Why did Jesus need a body? It’s such a foundational question but it’s also one we typically don’t dwell on except maybe around Christmas. In 1995, John Piper expanded on this question at the end of a sermon on Ephesians 4:32–5:2. Here’s what he said:
Now turn your attention for just one last minute or two away from the life to the sacrifice, the sacrifice, the costliness of this life being laid down. You know, one of the differences between the 19-year-old boy and Jesus is that, in order for Jesus to suffer and die, he had to plan it way ahead of time because, as the logos [word] who existed before creation, he couldn’t die — immortal. He didn’t have any body. He could not die. And yet he wanted to die for you. So he planned the whole thing by clothing himself with a body so that he could get hungry and get weary and get sore feet.
The incarnation is the preparation of nerve endings for the nails. That is what the incarnation is. The incarnation is the preparation of a brow for thorns to press through. He needed to have a broad back so that there was a place for the whip. He needed to have feet so that there was a place for spikes. He needed to have a side so that there was a place for the sword to go in. He needed cheeks, fleshy cheeks, so that Judas would have a place to kiss and there would be a place for the spit to run down that the soldiers put on him. He needed a brain and a spinal column with no vinegar and no gall so that the exquisiteness of the pain could be fully felt.
I just plead with you. When you are reading the Bible and you read texts like he loved you and gave himself for you (Galatians 2:20), you wouldn’t go too fast over it. Linger, linger, linger. And plead with him that your eyes would be opened.
Let me close with a question: Can you, will you now take this personally for yourself? You know what Satan wants to do right now? He has not been able to stop me this morning from describing to you the love of Christ in his death. What he could do right now, maybe, is in a subtle, even spiritual, way get into your brain and cause you to put that picture that I have just tried to paint for you of the love of Christ for you on your coffee table like a big glossy book of canyons. Oh, canyons, U.S. canyons. And you flip through the book and: Oh, aren’t those wonderful canyons? And then you walk away to the kitchen and you murmur and you act unlovingly and your voice is unkind. Here we are standing on the edge of the Grand Canyon this morning. We have seen some of it. We need wings now. We need wings. We don’t want photographs. We don’t want to say: The love of Christ is great. There it is. There it is. It is on the screen.

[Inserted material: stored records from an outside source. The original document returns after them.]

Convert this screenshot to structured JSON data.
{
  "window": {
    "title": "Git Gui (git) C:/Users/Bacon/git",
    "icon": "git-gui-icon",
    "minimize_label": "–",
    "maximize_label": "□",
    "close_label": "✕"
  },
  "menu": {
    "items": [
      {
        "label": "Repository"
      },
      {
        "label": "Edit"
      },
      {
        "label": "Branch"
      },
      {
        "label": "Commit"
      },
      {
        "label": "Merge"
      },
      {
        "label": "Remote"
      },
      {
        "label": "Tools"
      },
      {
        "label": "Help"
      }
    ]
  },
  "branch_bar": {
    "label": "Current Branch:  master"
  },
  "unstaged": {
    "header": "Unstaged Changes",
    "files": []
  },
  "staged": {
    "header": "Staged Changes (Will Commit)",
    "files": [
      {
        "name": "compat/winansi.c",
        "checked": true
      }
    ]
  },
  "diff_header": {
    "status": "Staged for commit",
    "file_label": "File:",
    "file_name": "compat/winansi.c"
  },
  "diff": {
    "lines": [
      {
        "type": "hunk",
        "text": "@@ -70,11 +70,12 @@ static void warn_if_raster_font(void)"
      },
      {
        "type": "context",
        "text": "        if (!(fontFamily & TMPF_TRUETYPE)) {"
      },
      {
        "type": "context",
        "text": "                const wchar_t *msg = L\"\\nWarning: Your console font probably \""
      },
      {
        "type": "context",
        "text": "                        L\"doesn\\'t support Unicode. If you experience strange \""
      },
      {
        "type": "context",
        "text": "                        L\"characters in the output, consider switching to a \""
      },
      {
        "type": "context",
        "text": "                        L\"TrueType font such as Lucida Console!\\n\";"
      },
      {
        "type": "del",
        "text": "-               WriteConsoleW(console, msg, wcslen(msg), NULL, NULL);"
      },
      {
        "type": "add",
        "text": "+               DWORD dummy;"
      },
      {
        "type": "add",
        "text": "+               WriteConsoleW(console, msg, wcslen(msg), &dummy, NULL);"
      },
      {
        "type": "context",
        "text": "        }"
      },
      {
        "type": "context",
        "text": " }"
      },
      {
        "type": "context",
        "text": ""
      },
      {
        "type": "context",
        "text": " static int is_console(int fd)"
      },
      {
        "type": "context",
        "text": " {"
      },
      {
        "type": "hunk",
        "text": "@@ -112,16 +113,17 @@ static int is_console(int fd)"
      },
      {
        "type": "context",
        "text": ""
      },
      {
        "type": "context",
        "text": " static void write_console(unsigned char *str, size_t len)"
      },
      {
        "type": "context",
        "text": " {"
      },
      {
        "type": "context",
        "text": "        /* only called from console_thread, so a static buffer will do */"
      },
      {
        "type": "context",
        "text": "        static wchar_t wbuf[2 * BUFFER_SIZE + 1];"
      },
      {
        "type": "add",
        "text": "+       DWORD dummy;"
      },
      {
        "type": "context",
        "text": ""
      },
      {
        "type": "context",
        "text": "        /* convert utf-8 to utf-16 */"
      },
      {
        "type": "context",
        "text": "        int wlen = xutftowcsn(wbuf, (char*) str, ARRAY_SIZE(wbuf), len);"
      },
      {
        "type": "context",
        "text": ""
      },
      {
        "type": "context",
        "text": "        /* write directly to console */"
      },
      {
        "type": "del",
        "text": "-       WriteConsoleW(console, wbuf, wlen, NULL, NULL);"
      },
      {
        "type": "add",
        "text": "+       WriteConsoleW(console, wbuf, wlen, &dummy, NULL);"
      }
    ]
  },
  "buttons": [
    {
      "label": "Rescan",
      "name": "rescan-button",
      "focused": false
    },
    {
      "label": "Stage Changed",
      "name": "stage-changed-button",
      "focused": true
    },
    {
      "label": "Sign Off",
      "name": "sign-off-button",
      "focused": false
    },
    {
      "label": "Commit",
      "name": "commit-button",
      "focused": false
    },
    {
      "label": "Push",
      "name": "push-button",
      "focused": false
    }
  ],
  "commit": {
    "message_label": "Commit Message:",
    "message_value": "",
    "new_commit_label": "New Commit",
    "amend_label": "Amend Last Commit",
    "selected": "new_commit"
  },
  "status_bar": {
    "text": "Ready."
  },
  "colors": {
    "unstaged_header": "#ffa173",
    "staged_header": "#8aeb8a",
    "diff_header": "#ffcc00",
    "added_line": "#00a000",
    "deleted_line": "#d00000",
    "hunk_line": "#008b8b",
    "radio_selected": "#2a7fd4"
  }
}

And we say: Wow. We do a worship thing on it. And we do teaching things on it. And it is still on the screen. It is in the Book.
If that is what Satan has got to settle for, admiring Jesus on a distance and having no roots, no involvement, no hang gliding in and through the Grand Canyon, he would be satisfied. So I am going to close with a testimony from the apostle Paul and just pray with you as we close that it would become true for you. It is Galatians 2:20.
I remember back in 1966 when I got mononucleosis and was in the hospital for three weeks, and chaplain Welch came in and, as he was leaving the first time, he turned and he looked over his shoulder and he said: John, what is your favorite Bible verse? And I hadn’t thought about what my favorite Bible verse was. But out of my mouth came Galatians 2:20:
“I have been crucified with Christ. It is no longer I who live, but Christ who now lives in me. And the life that I now live in the flesh” — nitty-gritty, daily life that everybody has to live — “the life I now live in the flesh I live by faith in the Son of God, who loved me.” Would you take that please? Take that personal pronoun. Don’t say “you.” Don’t say “us.” Those are true. Would you say “me”? “The life I now live in the flesh I live by faith in the Son of God, who loved me and gave himself for me.” That is the love that I want you to send your roots down into. It will make a great difference in our church, in your life, in your family. Lord, do that, I pray. And all the people said: Amen.